I have set up this blog to post thoughts on my project for the Holderness School Chair Program. The posts are in order of appearance, so you may want to start from the bottom. I welcome comments from others. Comments help improve my thoughts.
Below is my proposal as written last April:
April 24, 2011
HOLDERNESS SCHOOL CHAIR YEAR PROJECT
During the 2011-2012 school year, I plan to live in Europe and study international schools. The work would stem from key phrases in the Holderness Strategic Plan, the NAIS work on 21st Century Schools and NEASC accreditation guide for international schools. Ultimately, I would produce a report to help schools become more effective global educators.
The Holderness Strategic Plan includes goals such as:
- “incorporate into [the School’s] scope … a more global perspective”
- “support a curriculum that encourages the development of global citizens”
- “Support a multiplicity of perspectives in regard to a curriculum reflecting the complexity of a world in which we live”
- “Explore a relationship with a school in another country and/or an urban school, and explore first-hand opportunities for students to be immersed in another culture”
The NAIS “21st Century Imperative” includes among its goals the need to develop a global perspective, specifically:
- Learn from, and work collaboratively with, individuals from diverse cultures, religions, and lifestyles in a spirit of mutual respect and open dialogue
- Use technology to connect with people and events globally

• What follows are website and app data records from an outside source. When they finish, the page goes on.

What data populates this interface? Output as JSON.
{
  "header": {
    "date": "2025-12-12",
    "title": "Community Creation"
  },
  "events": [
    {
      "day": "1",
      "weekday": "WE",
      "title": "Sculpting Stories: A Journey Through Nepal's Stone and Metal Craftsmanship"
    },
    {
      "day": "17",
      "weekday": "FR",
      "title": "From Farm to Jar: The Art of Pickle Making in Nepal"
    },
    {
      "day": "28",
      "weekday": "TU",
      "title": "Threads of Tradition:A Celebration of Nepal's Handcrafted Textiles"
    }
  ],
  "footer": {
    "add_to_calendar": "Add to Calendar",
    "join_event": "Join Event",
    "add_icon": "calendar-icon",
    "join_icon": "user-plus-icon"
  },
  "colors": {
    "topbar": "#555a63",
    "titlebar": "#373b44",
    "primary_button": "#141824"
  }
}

- Develop social and intellectual skills to navigate effectively across cultures
- Use 21st century skills to understand and address global issues

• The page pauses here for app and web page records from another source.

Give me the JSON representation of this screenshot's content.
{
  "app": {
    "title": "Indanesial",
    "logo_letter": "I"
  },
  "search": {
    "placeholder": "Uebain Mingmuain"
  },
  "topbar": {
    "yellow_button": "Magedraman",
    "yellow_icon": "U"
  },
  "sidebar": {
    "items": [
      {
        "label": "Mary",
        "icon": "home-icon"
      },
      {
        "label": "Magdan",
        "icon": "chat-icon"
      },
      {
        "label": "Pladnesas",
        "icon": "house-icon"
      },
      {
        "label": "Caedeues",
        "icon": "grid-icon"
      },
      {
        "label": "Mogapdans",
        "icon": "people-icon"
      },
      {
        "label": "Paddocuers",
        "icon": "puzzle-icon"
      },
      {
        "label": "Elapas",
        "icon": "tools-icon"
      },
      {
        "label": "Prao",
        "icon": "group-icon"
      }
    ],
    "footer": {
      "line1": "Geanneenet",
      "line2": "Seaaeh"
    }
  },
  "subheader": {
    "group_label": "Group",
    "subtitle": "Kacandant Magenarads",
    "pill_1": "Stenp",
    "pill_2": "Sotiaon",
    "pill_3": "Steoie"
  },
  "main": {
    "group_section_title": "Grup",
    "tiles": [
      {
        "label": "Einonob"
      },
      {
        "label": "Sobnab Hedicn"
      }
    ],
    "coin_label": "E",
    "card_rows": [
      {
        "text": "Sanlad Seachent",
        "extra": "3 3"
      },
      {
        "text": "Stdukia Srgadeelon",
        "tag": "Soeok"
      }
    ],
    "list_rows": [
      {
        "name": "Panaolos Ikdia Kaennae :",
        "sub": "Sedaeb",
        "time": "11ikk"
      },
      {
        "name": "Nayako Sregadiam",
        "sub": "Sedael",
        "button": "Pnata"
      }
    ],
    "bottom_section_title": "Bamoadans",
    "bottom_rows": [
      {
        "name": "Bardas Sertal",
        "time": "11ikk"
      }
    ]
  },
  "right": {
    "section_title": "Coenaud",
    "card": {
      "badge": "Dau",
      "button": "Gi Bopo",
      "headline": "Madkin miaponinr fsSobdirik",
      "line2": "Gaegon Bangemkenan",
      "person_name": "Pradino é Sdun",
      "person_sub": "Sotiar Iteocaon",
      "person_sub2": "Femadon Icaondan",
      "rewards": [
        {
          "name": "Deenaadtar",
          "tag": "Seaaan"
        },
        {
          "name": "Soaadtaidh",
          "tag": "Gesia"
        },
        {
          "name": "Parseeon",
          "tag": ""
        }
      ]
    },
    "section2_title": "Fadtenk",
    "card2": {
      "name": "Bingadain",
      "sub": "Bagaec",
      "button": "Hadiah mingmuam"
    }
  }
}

The NEASC accreditation guide has several excellent guiding questions including examples such as:
- The school has created an engaging and contextually appropriate definition of internationalism/interculturalism in education … and has put that definition into action.
- Students shall benefit from a curriculum and related activities that shall be enhanced by the cultural diversity of both the host country and the school community.
- The school actively promotes and models global environmental awareness and responsibility across its community.
Finally, international students are strengthening our schools in many ways and we want to best support the exchange of students and cultures.
I hope to study how international schools effectively address these issues.
The project would start by forming a set of essential questions about international students in independent schools and boarding schools. These questions will stem from the items above, but also from interviews with people from NAIS, TABS, NEASC, the Klingenstein Center, Carney/Sandoe, other boarding schools.
- How do schools define and effectively implement the best practices of a Global Curriculum? What are the challenges and success stories?
- How do schools with students from many different countries create a productive, caring community at the school?
The project would include a literature survey of previous work on this topic.
The project would include visits to international schools on different continents. Some of these visits would be with a NEASC accreditation team and some as personal visits. One goal of the visits would be to gain information on the essential questions.
The project will include creating partnerships between other schools/organizations (both in the United States and abroad) and Holderness.
The final goal would be to produce a written report and/or workshop that can help Holderness, other schools, and school organizations better serve international students, become more effective global educators, and benefit from the exchange of cultures and people.
Jory Macomber: Assistant Head of School/Dean of Faculty